The value of having good health was found to have about the same as receiving one month of income as it could generate about the same level of life satisfaction. Thai people who joined community cultural activities on a regular basis gained life satisfaction equivalent to 46% of their average monthly income. If they offered help to others, they gained life satisfaction equivalent to 35% of their average monthly income. And, if they participated in community sporting activities frequently, they could gain life satisfaction equivalent to earning 30% of average monthly income.
What this study suggests is that Thais assign considerable value to good health. That, in turn, suggests that public policy focusing on health, both physical and mental, is very likely to be well received by Thais.

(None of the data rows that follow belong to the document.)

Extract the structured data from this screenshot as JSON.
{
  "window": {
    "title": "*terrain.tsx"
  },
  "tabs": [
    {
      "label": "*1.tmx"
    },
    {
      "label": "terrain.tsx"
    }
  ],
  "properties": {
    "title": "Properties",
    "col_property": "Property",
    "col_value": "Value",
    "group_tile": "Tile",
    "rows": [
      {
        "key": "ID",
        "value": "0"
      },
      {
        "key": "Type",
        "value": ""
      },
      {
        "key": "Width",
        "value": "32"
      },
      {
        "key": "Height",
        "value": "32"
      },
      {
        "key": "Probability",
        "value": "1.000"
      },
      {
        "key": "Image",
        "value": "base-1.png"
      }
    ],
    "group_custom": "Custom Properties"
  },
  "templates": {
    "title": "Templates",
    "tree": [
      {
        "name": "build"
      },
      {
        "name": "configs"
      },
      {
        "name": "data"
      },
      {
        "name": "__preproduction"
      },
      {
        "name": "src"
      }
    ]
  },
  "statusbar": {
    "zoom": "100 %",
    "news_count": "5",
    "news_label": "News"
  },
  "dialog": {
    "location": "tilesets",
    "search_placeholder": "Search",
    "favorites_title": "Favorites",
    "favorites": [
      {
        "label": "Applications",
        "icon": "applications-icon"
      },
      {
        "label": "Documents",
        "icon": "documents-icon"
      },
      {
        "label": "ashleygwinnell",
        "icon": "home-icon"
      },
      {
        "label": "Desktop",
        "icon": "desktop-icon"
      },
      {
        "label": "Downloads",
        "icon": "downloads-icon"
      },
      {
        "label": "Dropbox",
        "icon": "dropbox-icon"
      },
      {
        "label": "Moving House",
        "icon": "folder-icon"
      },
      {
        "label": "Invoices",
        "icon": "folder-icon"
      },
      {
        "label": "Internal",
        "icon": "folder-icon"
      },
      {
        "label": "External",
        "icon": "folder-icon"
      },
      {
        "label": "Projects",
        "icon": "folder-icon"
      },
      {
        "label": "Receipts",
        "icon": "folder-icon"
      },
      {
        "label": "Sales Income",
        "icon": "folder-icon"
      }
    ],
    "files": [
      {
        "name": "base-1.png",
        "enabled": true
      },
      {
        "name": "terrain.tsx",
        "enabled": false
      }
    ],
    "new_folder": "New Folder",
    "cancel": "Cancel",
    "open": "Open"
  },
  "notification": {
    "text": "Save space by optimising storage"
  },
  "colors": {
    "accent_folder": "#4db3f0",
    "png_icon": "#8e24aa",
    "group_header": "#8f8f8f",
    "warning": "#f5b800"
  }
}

Poor health not only consumes our time and money, it also consumes family and friends’ resources. Moreover, with public funding of medical care, it consumes taxpayers’ resources. The research also suggests that talking to neighbours, participating in community activities and helping others all generate positive values and should also be promoted.
Worawan Chandoevwit, PhD, is a lecturer at Faculty of Economics, Khon Kaen University, and an adviser of Thailand Development Research Institute.
First published: Bangkok Post on Wednesday, April 27, 2016